Question 4 k-ary heaps. A k-ary heap is a generalization of a standard binary heap so that there are k children per node. Give an implicit data structure implementation, with details on how to find the i-th child of node j, and the parent of node j. Estimate the worst-case number of comparisons (as a function of n and k, where n is the number of elements) for a standard operation DELETEMIN. Same question for the operation INSERT.
Question 5 k-ary heaps (continued). Let a k-ary heap with n elements be given. Let the number of DELETEMIN and INSERT operations be equal; the sequence of the operations is such that the size of the heap remains about n. Argue why a 4-ary heap is best (you may need a calculator).
Question 6 Beap. In 1976, Munro and Suwanda proposed the beap (biparental heap) as a possible implementation for a priority queue-like ADT supporting the operations makenull, insert, deletemin and search. A beap of n elements should be visualized as a triangular matrix such as the one shown below which has 10 elements. The elements are added in cross-diagonal fashion, so that the inherent order is 1, 2, 4, 6, 5, 9, 21, 8, 20 and 13 in the example shown below.
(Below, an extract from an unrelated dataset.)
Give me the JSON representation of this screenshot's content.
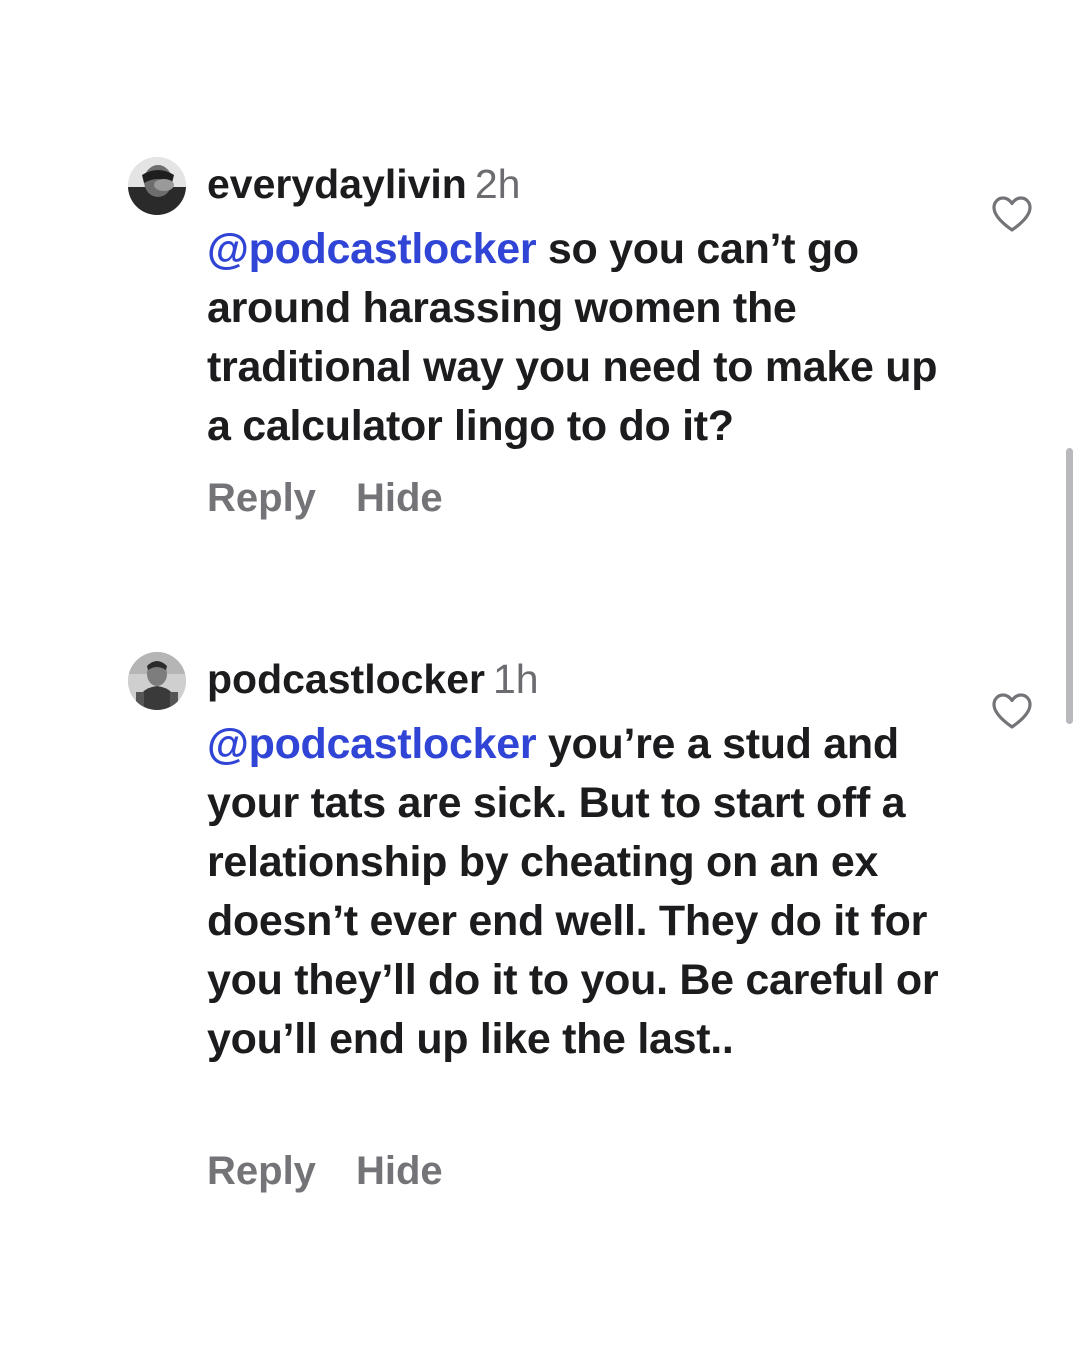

 1   4   9  13  ...
 2   5  20  ...
 6   8  ...
21   ...
The beap has the property that along any row or column, the elements are encountered in increasing order. Each element can be thought of as having two coordinates, say (c,r) where c stands for column and r stands for row. We use the convention that the first element is at (0,0). In our example, the element at (2,1) is 20, and the last element, at (3,0), is 13. If we place elements in cross-diagonal fashion, then the n-th element ends up at coordinates (c(n),r(n)), where c(.) and r(.) are certain simple functions of n that are given. Thus, (c(1),r(1))=(0,0), (c(2),r(2))=(0,1), (c(3),r(3))=(1,0), (c(4),r(4))=(0,2), and so forth. Define an implicit data structure for the beap, assuming that n never exceeds "maxnum". (This question is very easy.)
Question 7 Beap (continued). Inspired by similar operations on heaps, describe how you would implement makenull, insert, search, and deletemin.
Question 8 Beap (continued).
  • Give O and Omega statements about the worst-case complexity of your operations insert and deletemin.
  • Give the worst-case time complexity of beapsort, a sorting method in which n elements are inserted in a beap, and then deleted by n calls to deletemin.
  • For use as a future event set in discrete event simulation, would you prefer a beap over a heap?
  • The heap, the sorted array, the unsorted array and the beap are four structures capable of holding elements with the property that the position of an element in the structure contains information about the relative size of the element vis-a-vis some other elements. This property is not shared by pointer-based structures. Of the four structures cited above in boldface, which one is best, in the worst-case complexity sense, for the following tasks:
    • makenull, followed by n insert's, and then n deletemin's.
    • One search operation in a structure holding n elements.
    • makenull, followed by n insert's and n search operations.

Copyright © 1999 Luc Devroye. Email: